This is a guest post by Walter Carlyle. Walter is an IT professional who enjoys sharing his many years of experience with others.
There are a lot of computer users out there who want to try their hand at Linux but don’t know where to start. With so many versions of Linux, called “distributions” or “distros” in Linux slang, the choice can be daunting. What’s the best choice for a Linux newbie just getting started and looking for an easy-to-use distro to test the waters? Here are five of the most beginner-friendly Linux distros guaranteed to get novices on their way.
A great way to take advantage of sales and make desktop and laptop deals even cheaper is to forgo the pre-installed operating system and install Ubuntu instead. Ubuntu is the most popular Linux distro and is great for beginners for several reasons:
- It’s free and Ubuntu will ship CDs of their distro to anyone.
- Copious amounts of support, including a documentation Wiki and countless online communities.
- Set release cycle with dependable updates and professional customer support.
Mint was developed in 2006 by Clement Lefebvre, who was running a Linux help site when he decided that he could use the site’s common complaints and tips to build his own distro with a focus on ease of use. Some of the popular features of Mint include:
- mintDesktop and mintmenu, an easy to configure and customize interface set.
- Large selection of multimedia codecs, usually not found in distros.
- mintInstall, a user friendly software installer.
Knoppix shares one of Ubuntu’s most popular features in that it comes on a bootable “Live CD,” meaning it can be run completely from disk without an install. This is extremely helpful to anyone just starting out since it offers a risk-free way to learn about Linux. It also features a robust hardware detection system and built-in driver support for a lot of peripherals, making it the perfect way to jump right in and get started.
This is another Live CD distro, making it easy for Linux novices to try Linux with no risk at all. PC Linix OS is known for its huge software repository, offering a multitude of desktop environments that cover anything a Windows convert would want. Helpful inclusions for beginners include:
- High level of support for graphics card drivers, codecs and web browser plugins right out of the box.
- Frequent updates ensure functionality.
- A breeze to load and configure.
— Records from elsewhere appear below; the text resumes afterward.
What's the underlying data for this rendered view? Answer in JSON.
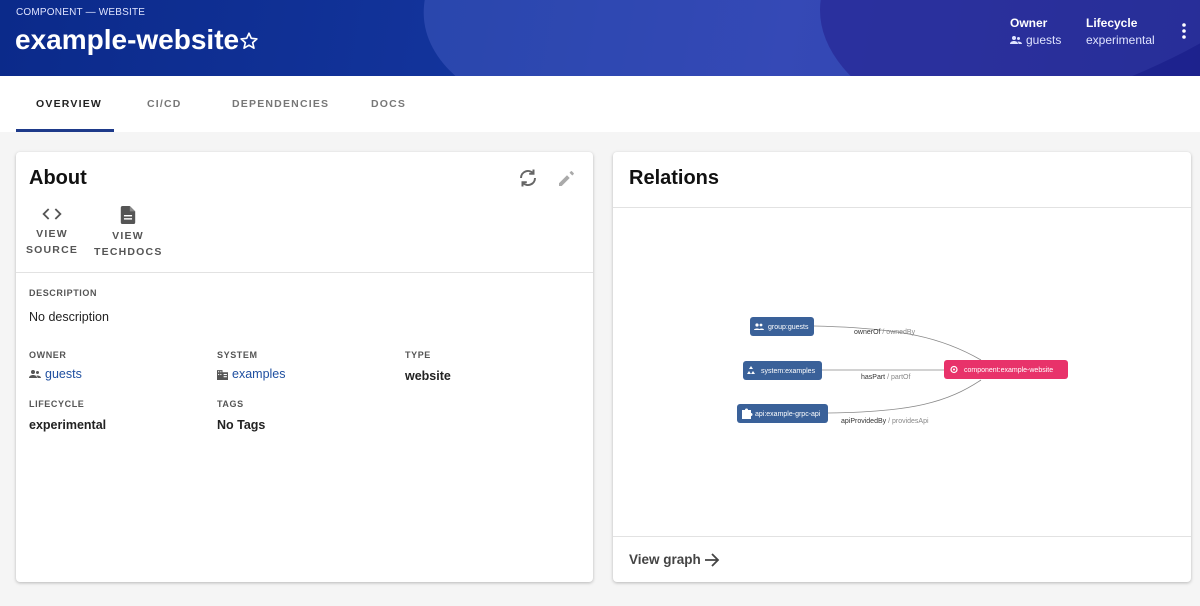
{
  "header": {
    "breadcrumb": "COMPONENT — WEBSITE",
    "title": "example-website",
    "owner_label": "Owner",
    "owner_value": "guests",
    "lifecycle_label": "Lifecycle",
    "lifecycle_value": "experimental"
  },
  "tabs": [
    {
      "label": "OVERVIEW",
      "active": true
    },
    {
      "label": "CI/CD"
    },
    {
      "label": "DEPENDENCIES"
    },
    {
      "label": "DOCS"
    }
  ],
  "about": {
    "title": "About",
    "links": {
      "view_source": [
        "VIEW",
        "SOURCE"
      ],
      "view_techdocs": [
        "VIEW",
        "TECHDOCS"
      ]
    },
    "description_label": "DESCRIPTION",
    "description_value": "No description",
    "owner_label": "OWNER",
    "owner_value": "guests",
    "system_label": "SYSTEM",
    "system_value": "examples",
    "type_label": "TYPE",
    "type_value": "website",
    "lifecycle_label": "LIFECYCLE",
    "lifecycle_value": "experimental",
    "tags_label": "TAGS",
    "tags_value": "No Tags"
  },
  "relations": {
    "title": "Relations",
    "view_graph": "View graph",
    "nodes": {
      "group": "group:guests",
      "system": "system:examples",
      "api": "api:example-grpc-api",
      "component": "component:example-website"
    },
    "edges": [
      {
        "primary": "ownerOf",
        "secondary": " / ownedBy"
      },
      {
        "primary": "hasPart",
        "secondary": " / partOf"
      },
      {
        "primary": "apiProvidedBy",
        "secondary": " / providesApi"
      }
    ]
  },
  "colors": {
    "header": "#13349c",
    "node": "#3a6199",
    "focus_node": "#e8326a",
    "link": "#1f4fa0"
  }
}
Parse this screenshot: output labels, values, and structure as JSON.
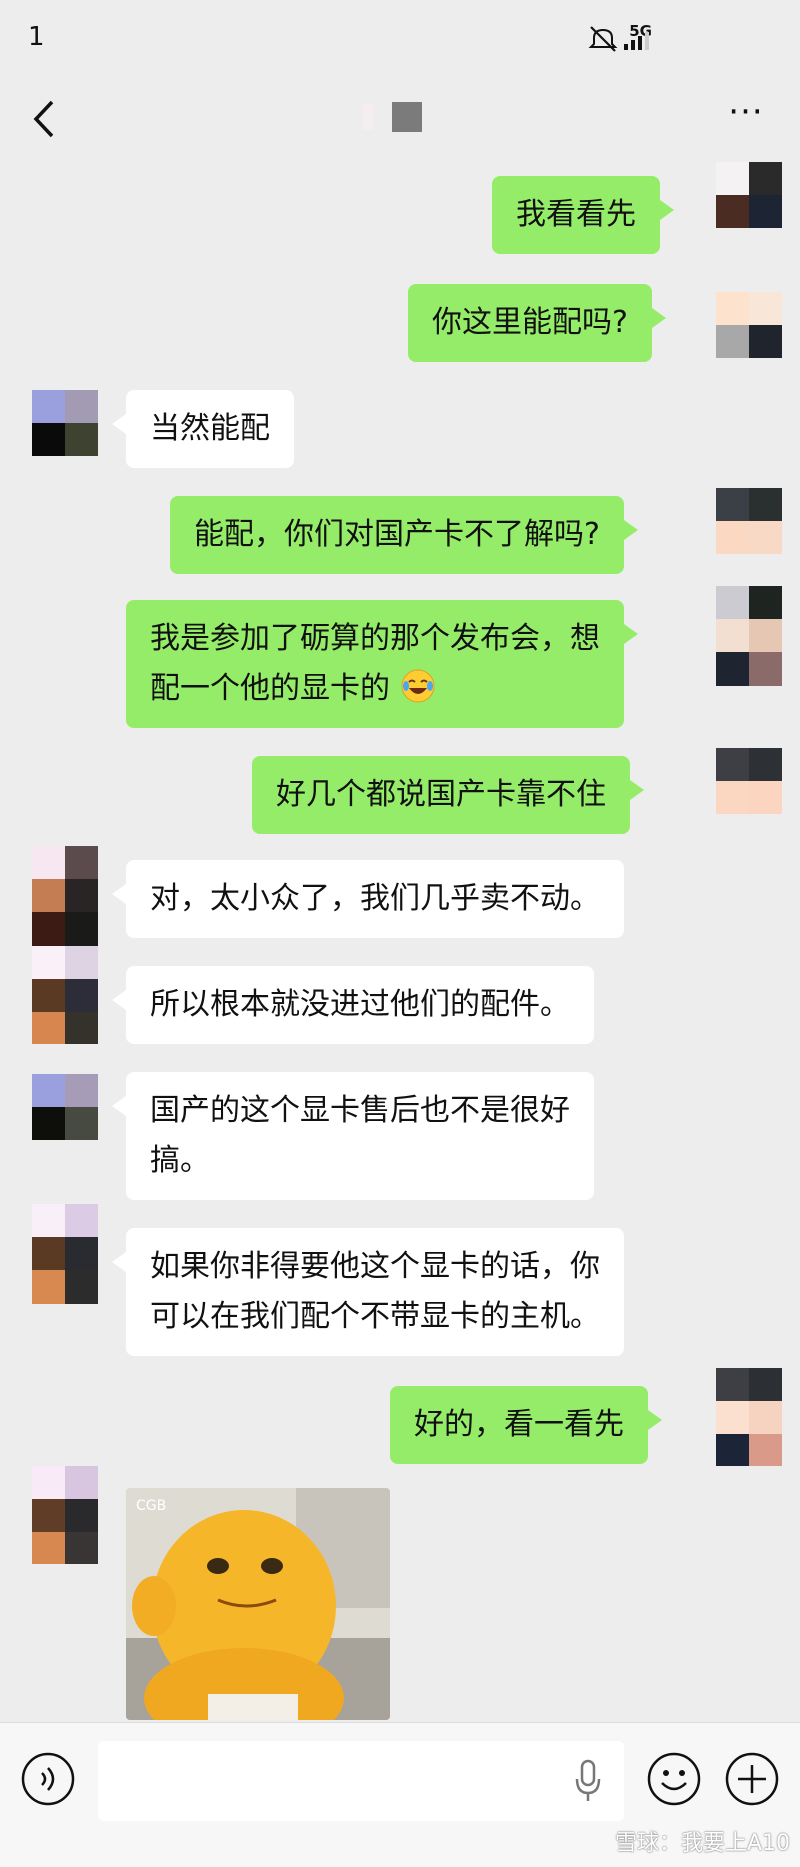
{
  "status_bar": {
    "time": "1",
    "network": "5G"
  },
  "nav": {
    "more_label": "···"
  },
  "messages": [
    {
      "side": "me",
      "text": "我看看先"
    },
    {
      "side": "me",
      "text": "你这里能配吗?"
    },
    {
      "side": "them",
      "text": "当然能配"
    },
    {
      "side": "me",
      "text": "能配，你们对国产卡不了解吗?"
    },
    {
      "side": "me",
      "line1": "我是参加了砺算的那个发布会，想",
      "line2": "配一个他的显卡的",
      "emoji": "laughing-crying-emoji"
    },
    {
      "side": "me",
      "text": "好几个都说国产卡靠不住"
    },
    {
      "side": "them",
      "text": "对，太小众了，我们几乎卖不动。"
    },
    {
      "side": "them",
      "text": "所以根本就没进过他们的配件。"
    },
    {
      "side": "them",
      "line1": "国产的这个显卡售后也不是很好",
      "line2": "搞。"
    },
    {
      "side": "them",
      "line1": "如果你非得要他这个显卡的话，你",
      "line2": "可以在我们配个不带显卡的主机。"
    },
    {
      "side": "me",
      "text": "好的，看一看先"
    }
  ],
  "sticker": {
    "corner_text": "CGB"
  },
  "watermark": "雪球：我要上A10",
  "colors": {
    "my_bubble": "#95ec69",
    "their_bubble": "#ffffff",
    "background": "#ededed"
  }
}
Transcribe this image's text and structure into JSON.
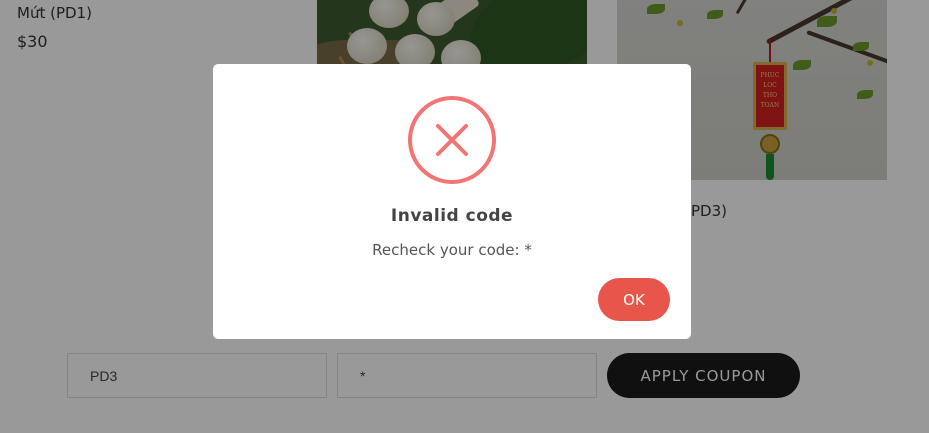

Released in June of 2011, Mageia is the newest distro on this list. Don’t let that fool you, though. This distro is very stable and reliable and has a fervent international support community backing it up. Mageia has one of the simplest installers of all distros, thousands of software packages and an aggressive release schedule. For beginners who want the latest technology instead of their father’s Linux, Mageia is well worth a look.